Police Security Video: Priority Police Dispatch for Live Monitoring

Posted by Amy Hite on June 26, 2016

Four police chiefs and commanders spoke on priority police dispatch at the 2015 International Security Conference. They agreed that remote video surveillance led to both greater security and faster police response time.

The panel - Law Enforcement Explains Priority Response and Verified Alarms was hosted by SDM, the leading security industry magazine. SDM reports video surveillance and other electronic security news for commercial, business, and residential markets.

The police security presentation covered the following topics.

  • Police Chief Chris Vinson, Highland Park (Dallas) TX: Remote Video Surveillance
  • Commander Scott Edson, Los Angeles, CA: Wireless Surveillance System Credibility
  • Deputy Police Chief Paul Calvaruso, Akron, OH: Priority Police Dispatch
  • Police Commander Drake Massey, Kern County, CA: Business Surveillance

Paul Calvaruso was promoted on March 27, 2015 to Deputy Chief of the Akron Police Department. In 2013 Akron had a population of about 198,100. It is part of the Cleveland-Akron-Canton Combined Stastistical Area. Akron experienced over 9,200 property crimes and 1,300 violent crimes.

An audience member asked Deputy Chief Calvaruso to briefly explain the prioritization process at the Akron Police Department. If an alarm was called in and declared verified, how did police dispatch handle the alarm?

Deputy Chief Calvaruso said that if the police department was notified of an alarm, and the alarm had surveillance video, police dispatch would treat it like a crime in progress. The operators at the Akron Police Department were smart people. They have been trained to change their response techniques if a crime changed classifications to a crime in progress.

Two Akron, Ohio pizza parlors show the value of priority police dispatch. Both stores had security cameras.

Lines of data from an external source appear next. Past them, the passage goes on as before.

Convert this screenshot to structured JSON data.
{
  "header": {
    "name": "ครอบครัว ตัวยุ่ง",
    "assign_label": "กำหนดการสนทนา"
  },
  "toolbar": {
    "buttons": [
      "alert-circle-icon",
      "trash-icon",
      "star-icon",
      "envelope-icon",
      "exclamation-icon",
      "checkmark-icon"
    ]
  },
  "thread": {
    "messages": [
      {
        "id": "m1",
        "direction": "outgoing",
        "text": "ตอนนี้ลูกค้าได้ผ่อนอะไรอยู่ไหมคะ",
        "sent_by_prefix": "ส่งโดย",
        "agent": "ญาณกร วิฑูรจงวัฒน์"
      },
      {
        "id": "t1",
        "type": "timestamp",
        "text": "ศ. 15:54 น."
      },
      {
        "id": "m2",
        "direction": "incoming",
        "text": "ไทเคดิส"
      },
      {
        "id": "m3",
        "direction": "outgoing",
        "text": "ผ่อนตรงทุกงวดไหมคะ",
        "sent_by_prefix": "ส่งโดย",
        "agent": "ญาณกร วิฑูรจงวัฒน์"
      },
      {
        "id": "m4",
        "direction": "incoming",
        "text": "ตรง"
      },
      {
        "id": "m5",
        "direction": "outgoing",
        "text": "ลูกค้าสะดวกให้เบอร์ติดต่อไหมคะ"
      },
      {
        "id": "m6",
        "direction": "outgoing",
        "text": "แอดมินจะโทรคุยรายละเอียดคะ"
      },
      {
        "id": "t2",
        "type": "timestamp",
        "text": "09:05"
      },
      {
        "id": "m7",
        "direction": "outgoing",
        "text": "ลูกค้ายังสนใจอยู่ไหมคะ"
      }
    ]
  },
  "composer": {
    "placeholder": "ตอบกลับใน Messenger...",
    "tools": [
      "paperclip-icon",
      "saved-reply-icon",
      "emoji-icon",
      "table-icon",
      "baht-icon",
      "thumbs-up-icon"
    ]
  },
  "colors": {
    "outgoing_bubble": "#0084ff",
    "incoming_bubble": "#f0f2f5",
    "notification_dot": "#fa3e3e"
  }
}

But neither news article reported that the cameras were watched live with immediate dispatch.

In the first incident a pizza store thief walked into a chain store at about 3pm. He pulled out a gun. He forced one worker to open the cash register. The thief demanded the rest of the workers get on the floor.

A second Akron pizza incident led to a murder. An employee was closing up when an intruder came in and demanded money. The employee gave him the money in the register. The criminal shot the worker in the stomach who later died at the hospital.

Stealth Monitoring is a security industry leader in remote video surveillance with over 9,000 video cameras watched nationwide. Stealth proactive video monitoring can detect and deter crime in Akron and other cities in the U.S. while reducing security guard and other expenses. A Stealth operator can see unusual activity in real-time with remote video surveillance, activate a speaker warning to deter the criminals and call the local police for priority police dispatch.

Please contact Stealth today to discuss remote video monitoring for priority police dispatch for your business. Visit our web site to see actual videos dispatched police arresting criminals.